For two area school districts, the possibility of consolidating at the administrative level is something meriting further discussion.
The Clymer and Panama central school districts are anticipating holding a second joint meeting in the consideration of creating a shared superintendent position. According to the district leaders, both boards of education have expressed interest in moving forward with discussions.
"Our boards will be setting up another joint meeting this summer to continue this complicated process," said Bert Lictus, Panama superintendent. "I think members of the Panama community are willing to look at options for the future, including sharing (a superintendent). I'm sure there are varying degrees of support, but I think most people would agree that we need to be looking at alternative means of doing business in the future."
Karen Moon, Clymer interim superintendent, sent an email to her staff announcing a special board meeting to be held at 4 p.m. Wednesday. The meeting is for the purpose of committing to move forward with discussions.
"I feel there are more pros to the concept than cons," said Moon. "Clymer has been sharing sports teams for a few years, and will continue to do so. So looking at other opportunities, (such as) sharing a superintendent, is timely. I feel the Clymer community is willing to look at this option, and understand small districts need to consider alternative ways of doing business - for now and in the future."
The decision of the districts to proceed with discussions comes after an initial joint meeting last month between the boards and David O'Rourke, Erie 2 Chautauqua-Cattaraugus BOCES superintendent. At the meeting, O'Rourke outlined the benefits and challenges of a shared superintendent based on his own research.
According to O'Rourke, while neither district has taken formal action in pursuing the proposal, he expects to be hearing something from them within the next month. He has also provided his endorsement of Lictus as the shared superintendent, should the districts opt to undertake the process.
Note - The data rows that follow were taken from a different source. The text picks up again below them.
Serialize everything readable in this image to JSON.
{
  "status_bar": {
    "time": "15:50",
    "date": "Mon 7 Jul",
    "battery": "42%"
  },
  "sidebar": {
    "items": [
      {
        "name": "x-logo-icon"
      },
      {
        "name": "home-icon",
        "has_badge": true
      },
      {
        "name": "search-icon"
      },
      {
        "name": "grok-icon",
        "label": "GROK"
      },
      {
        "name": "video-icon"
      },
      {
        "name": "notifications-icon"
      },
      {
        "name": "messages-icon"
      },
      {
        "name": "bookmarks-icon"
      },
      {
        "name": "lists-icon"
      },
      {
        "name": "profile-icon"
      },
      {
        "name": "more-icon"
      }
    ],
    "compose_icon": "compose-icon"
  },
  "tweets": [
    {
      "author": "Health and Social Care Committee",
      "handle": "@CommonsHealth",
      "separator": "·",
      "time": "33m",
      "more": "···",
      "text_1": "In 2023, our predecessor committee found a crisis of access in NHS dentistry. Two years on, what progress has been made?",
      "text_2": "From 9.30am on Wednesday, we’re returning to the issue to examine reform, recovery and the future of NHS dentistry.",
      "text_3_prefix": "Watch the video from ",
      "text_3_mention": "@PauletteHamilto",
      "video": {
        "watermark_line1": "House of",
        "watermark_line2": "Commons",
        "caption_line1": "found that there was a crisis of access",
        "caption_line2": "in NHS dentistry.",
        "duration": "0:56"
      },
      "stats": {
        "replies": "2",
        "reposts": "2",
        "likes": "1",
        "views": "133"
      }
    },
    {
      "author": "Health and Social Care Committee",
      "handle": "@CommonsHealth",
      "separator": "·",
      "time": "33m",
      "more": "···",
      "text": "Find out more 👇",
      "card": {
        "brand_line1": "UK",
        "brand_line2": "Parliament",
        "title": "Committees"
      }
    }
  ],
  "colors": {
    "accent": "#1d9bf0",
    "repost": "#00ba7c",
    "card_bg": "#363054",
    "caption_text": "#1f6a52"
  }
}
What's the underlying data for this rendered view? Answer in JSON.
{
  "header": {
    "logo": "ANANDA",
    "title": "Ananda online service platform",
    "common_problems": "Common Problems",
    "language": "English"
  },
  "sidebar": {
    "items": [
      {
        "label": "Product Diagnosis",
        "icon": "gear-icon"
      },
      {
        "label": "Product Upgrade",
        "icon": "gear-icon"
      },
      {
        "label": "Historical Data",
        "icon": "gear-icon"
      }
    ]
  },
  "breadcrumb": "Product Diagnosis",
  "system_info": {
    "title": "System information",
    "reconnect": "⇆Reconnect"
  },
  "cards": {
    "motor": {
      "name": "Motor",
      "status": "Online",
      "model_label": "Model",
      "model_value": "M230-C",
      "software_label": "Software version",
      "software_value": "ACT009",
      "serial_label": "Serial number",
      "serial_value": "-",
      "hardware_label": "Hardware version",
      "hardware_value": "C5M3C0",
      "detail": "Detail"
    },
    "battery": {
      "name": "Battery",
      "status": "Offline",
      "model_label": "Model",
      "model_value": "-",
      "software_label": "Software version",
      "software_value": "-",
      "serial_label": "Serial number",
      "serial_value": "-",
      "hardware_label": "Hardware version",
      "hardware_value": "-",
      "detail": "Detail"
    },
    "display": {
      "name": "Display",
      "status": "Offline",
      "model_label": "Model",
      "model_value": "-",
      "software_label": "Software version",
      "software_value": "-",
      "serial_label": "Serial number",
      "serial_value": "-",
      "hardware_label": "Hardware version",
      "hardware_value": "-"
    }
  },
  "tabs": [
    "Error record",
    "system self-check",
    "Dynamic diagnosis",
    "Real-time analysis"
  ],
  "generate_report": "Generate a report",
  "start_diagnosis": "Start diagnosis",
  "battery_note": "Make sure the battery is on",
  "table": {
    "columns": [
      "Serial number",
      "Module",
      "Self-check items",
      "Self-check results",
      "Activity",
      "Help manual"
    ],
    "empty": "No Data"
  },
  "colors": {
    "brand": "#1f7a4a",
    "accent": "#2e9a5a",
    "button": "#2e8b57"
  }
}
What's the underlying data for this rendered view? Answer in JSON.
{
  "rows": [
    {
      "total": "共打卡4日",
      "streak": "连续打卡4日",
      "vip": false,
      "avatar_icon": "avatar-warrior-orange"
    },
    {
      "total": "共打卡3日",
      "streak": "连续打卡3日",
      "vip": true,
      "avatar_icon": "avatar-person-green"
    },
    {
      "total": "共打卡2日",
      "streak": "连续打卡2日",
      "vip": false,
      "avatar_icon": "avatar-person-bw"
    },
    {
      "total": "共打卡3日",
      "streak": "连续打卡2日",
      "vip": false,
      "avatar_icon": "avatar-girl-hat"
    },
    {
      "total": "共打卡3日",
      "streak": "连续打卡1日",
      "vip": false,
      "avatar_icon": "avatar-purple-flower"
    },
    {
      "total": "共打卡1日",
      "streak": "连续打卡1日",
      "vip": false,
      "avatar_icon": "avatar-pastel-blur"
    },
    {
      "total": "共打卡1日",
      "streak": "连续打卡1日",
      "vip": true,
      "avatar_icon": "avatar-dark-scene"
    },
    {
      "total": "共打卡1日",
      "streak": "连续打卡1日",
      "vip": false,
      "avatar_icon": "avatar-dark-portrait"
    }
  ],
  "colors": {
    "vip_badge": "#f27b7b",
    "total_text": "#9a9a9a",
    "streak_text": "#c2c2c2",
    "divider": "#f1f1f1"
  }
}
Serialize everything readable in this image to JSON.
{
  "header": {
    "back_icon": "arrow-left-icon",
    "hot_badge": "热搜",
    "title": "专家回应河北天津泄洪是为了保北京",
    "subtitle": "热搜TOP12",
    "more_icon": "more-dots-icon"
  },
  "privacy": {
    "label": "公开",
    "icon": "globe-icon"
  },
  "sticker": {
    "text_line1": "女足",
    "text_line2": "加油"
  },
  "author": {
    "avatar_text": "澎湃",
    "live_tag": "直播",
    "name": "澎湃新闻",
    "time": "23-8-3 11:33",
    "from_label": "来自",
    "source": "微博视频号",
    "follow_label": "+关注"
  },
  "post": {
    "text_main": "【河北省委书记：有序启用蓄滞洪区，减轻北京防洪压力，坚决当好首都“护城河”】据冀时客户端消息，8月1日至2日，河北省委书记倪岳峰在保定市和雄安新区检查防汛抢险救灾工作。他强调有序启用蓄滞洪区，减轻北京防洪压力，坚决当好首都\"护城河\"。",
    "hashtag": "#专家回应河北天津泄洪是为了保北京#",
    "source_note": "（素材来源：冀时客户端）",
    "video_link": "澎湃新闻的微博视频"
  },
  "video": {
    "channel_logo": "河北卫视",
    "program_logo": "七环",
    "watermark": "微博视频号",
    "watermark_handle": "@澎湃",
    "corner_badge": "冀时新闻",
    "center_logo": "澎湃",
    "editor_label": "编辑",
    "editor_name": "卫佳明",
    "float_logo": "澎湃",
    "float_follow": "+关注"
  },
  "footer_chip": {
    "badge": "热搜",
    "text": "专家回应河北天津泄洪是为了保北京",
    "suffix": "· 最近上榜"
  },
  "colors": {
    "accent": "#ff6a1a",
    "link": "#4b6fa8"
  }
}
"I think Bert is a logical choice for both districts," O'Rourke said. "He grew up in Clymer, and has been a successful leader in Panama. It's kind of the best of both worlds. From my perspective, that's why this conversation made sense for these two districts and, quite frankly, that's why I agreed to come out and help with it. I think it's a circumstance that's kind of unique in having the right person in the right place at the right time."
O'Rourke reported that, though legislation to legalize a shared-superintendent system was passed in 1981, it is still a relatively new system. He said two-school, shared superintendent systems are rare in New York, and could cause some transitional problems.
On the upside, he said the schools that have already made the switch have reported a savings of $50,000-$60,000 on superintendent salary which, ideally, would be realized without any loss of services. According to a comprehensive administrative compensation report for the 2013-14 school year, which was obtained from the state Education Department website, the salaries paid to the Clymer and Panama superintendents will be $112,200 and $116,812, respectively.
"I want to go on record to say that I don't think that a shared-superintendent system is an ideal system," said O'Rourke, during the districts' joint meeting in June. "But I think districts are forced to contend with it as a possible local option that they have available to them as they try to find solutions to some very difficult, large problems that face the schools."